··· Exercise materials

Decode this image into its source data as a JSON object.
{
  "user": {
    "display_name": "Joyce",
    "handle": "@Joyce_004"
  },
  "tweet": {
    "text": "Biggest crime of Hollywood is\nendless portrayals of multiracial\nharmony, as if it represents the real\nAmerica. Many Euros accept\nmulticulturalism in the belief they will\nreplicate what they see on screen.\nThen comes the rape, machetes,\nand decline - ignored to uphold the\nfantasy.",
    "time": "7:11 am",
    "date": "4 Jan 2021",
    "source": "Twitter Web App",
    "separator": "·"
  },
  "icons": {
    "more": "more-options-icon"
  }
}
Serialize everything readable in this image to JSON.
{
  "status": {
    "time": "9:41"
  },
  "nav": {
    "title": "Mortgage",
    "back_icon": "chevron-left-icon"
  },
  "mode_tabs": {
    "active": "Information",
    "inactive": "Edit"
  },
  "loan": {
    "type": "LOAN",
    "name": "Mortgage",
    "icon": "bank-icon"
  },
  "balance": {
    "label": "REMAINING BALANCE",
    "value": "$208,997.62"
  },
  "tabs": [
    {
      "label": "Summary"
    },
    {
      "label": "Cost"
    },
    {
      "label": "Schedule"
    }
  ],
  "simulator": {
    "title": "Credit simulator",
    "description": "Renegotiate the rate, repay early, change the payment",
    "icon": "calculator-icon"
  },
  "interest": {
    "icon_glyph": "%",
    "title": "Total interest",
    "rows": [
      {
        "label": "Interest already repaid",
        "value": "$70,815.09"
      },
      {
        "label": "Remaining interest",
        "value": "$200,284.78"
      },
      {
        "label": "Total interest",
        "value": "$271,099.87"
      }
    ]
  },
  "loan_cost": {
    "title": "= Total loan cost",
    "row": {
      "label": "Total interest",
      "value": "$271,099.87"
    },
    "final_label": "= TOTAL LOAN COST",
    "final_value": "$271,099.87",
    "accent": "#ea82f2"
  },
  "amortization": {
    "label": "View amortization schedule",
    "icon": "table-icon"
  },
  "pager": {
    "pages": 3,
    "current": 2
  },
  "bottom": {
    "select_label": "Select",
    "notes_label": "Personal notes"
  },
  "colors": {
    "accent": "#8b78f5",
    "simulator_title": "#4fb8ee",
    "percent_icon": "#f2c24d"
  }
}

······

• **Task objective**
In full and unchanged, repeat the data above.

• **Answer to this exercise**
Decode this image into its source data as a JSON object.
{
  "user": {
    "display_name": "Joyce",
    "handle": "@Joyce_004"
  },
  "tweet": {
    "text": "Biggest crime of Hollywood is\nendless portrayals of multiracial\nharmony, as if it represents the real\nAmerica. Many Euros accept\nmulticulturalism in the belief they will\nreplicate what they see on screen.\nThen comes the rape, machetes,\nand decline - ignored to uphold the\nfantasy.",
    "time": "7:11 am",
    "date": "4 Jan 2021",
    "source": "Twitter Web App",
    "separator": "·"
  },
  "icons": {
    "more": "more-options-icon"
  }
}
Serialize everything readable in this image to JSON.
{
  "status": {
    "time": "9:41"
  },
  "nav": {
    "title": "Mortgage",
    "back_icon": "chevron-left-icon"
  },
  "mode_tabs": {
    "active": "Information",
    "inactive": "Edit"
  },
  "loan": {
    "type": "LOAN",
    "name": "Mortgage",
    "icon": "bank-icon"
  },
  "balance": {
    "label": "REMAINING BALANCE",
    "value": "$208,997.62"
  },
  "tabs": [
    {
      "label": "Summary"
    },
    {
      "label": "Cost"
    },
    {
      "label": "Schedule"
    }
  ],
  "simulator": {
    "title": "Credit simulator",
    "description": "Renegotiate the rate, repay early, change the payment",
    "icon": "calculator-icon"
  },
  "interest": {
    "icon_glyph": "%",
    "title": "Total interest",
    "rows": [
      {
        "label": "Interest already repaid",
        "value": "$70,815.09"
      },
      {
        "label": "Remaining interest",
        "value": "$200,284.78"
      },
      {
        "label": "Total interest",
        "value": "$271,099.87"
      }
    ]
  },
  "loan_cost": {
    "title": "= Total loan cost",
    "row": {
      "label": "Total interest",
      "value": "$271,099.87"
    },
    "final_label": "= TOTAL LOAN COST",
    "final_value": "$271,099.87",
    "accent": "#ea82f2"
  },
  "amortization": {
    "label": "View amortization schedule",
    "icon": "table-icon"
  },
  "pager": {
    "pages": 3,
    "current": 2
  },
  "bottom": {
    "select_label": "Select",
    "notes_label": "Personal notes"
  },
  "colors": {
    "accent": "#8b78f5",
    "simulator_title": "#4fb8ee",
    "percent_icon": "#f2c24d"
  }
}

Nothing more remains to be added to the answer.